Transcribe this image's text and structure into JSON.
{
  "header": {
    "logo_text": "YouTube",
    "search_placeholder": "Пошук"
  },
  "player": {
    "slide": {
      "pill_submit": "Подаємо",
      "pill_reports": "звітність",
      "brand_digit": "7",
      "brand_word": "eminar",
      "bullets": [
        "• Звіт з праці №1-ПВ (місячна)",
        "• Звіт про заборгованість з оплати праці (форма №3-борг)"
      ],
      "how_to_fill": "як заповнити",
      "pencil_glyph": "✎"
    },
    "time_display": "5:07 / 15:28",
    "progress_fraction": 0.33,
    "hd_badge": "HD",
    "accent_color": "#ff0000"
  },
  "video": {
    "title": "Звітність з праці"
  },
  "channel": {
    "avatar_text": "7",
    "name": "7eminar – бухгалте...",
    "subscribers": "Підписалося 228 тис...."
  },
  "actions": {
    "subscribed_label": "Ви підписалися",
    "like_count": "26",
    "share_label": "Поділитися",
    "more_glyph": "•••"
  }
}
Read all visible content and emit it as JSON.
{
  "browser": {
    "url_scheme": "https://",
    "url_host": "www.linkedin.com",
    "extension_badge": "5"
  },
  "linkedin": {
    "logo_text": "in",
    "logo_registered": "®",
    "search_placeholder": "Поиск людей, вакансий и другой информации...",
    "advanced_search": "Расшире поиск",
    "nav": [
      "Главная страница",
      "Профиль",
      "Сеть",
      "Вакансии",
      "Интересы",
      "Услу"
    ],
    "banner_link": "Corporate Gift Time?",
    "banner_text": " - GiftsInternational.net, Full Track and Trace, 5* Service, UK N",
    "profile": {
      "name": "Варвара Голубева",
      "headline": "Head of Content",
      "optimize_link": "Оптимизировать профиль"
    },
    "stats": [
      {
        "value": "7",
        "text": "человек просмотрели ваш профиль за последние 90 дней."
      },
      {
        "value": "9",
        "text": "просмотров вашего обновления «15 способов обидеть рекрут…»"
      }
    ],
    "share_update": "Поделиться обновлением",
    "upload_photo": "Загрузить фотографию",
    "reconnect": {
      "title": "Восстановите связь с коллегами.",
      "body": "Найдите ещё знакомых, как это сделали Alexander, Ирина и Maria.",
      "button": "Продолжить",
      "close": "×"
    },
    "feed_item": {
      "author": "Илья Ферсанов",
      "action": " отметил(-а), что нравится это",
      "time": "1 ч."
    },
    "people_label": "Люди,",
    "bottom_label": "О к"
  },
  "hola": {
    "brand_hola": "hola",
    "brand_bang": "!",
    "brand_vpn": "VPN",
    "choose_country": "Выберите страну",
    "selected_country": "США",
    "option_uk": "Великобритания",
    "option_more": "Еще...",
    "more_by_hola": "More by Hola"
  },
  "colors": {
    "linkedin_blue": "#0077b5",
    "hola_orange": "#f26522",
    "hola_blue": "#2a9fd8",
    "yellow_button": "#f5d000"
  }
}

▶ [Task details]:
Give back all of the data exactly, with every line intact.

▶ [Answer to the exercise]:
Transcribe this image's text and structure into JSON.
{
  "header": {
    "logo_text": "YouTube",
    "search_placeholder": "Пошук"
  },
  "player": {
    "slide": {
      "pill_submit": "Подаємо",
      "pill_reports": "звітність",
      "brand_digit": "7",
      "brand_word": "eminar",
      "bullets": [
        "• Звіт з праці №1-ПВ (місячна)",
        "• Звіт про заборгованість з оплати праці (форма №3-борг)"
      ],
      "how_to_fill": "як заповнити",
      "pencil_glyph": "✎"
    },
    "time_display": "5:07 / 15:28",
    "progress_fraction": 0.33,
    "hd_badge": "HD",
    "accent_color": "#ff0000"
  },
  "video": {
    "title": "Звітність з праці"
  },
  "channel": {
    "avatar_text": "7",
    "name": "7eminar – бухгалте...",
    "subscribers": "Підписалося 228 тис...."
  },
  "actions": {
    "subscribed_label": "Ви підписалися",
    "like_count": "26",
    "share_label": "Поділитися",
    "more_glyph": "•••"
  }
}
Read all visible content and emit it as JSON.
{
  "browser": {
    "url_scheme": "https://",
    "url_host": "www.linkedin.com",
    "extension_badge": "5"
  },
  "linkedin": {
    "logo_text": "in",
    "logo_registered": "®",
    "search_placeholder": "Поиск людей, вакансий и другой информации...",
    "advanced_search": "Расшире поиск",
    "nav": [
      "Главная страница",
      "Профиль",
      "Сеть",
      "Вакансии",
      "Интересы",
      "Услу"
    ],
    "banner_link": "Corporate Gift Time?",
    "banner_text": " - GiftsInternational.net, Full Track and Trace, 5* Service, UK N",
    "profile": {
      "name": "Варвара Голубева",
      "headline": "Head of Content",
      "optimize_link": "Оптимизировать профиль"
    },
    "stats": [
      {
        "value": "7",
        "text": "человек просмотрели ваш профиль за последние 90 дней."
      },
      {
        "value": "9",
        "text": "просмотров вашего обновления «15 способов обидеть рекрут…»"
      }
    ],
    "share_update": "Поделиться обновлением",
    "upload_photo": "Загрузить фотографию",
    "reconnect": {
      "title": "Восстановите связь с коллегами.",
      "body": "Найдите ещё знакомых, как это сделали Alexander, Ирина и Maria.",
      "button": "Продолжить",
      "close": "×"
    },
    "feed_item": {
      "author": "Илья Ферсанов",
      "action": " отметил(-а), что нравится это",
      "time": "1 ч."
    },
    "people_label": "Люди,",
    "bottom_label": "О к"
  },
  "hola": {
    "brand_hola": "hola",
    "brand_bang": "!",
    "brand_vpn": "VPN",
    "choose_country": "Выберите страну",
    "selected_country": "США",
    "option_uk": "Великобритания",
    "option_more": "Еще...",
    "more_by_hola": "More by Hola"
  },
  "colors": {
    "linkedin_blue": "#0077b5",
    "hola_orange": "#f26522",
    "hola_blue": "#2a9fd8",
    "yellow_button": "#f5d000"
  }
}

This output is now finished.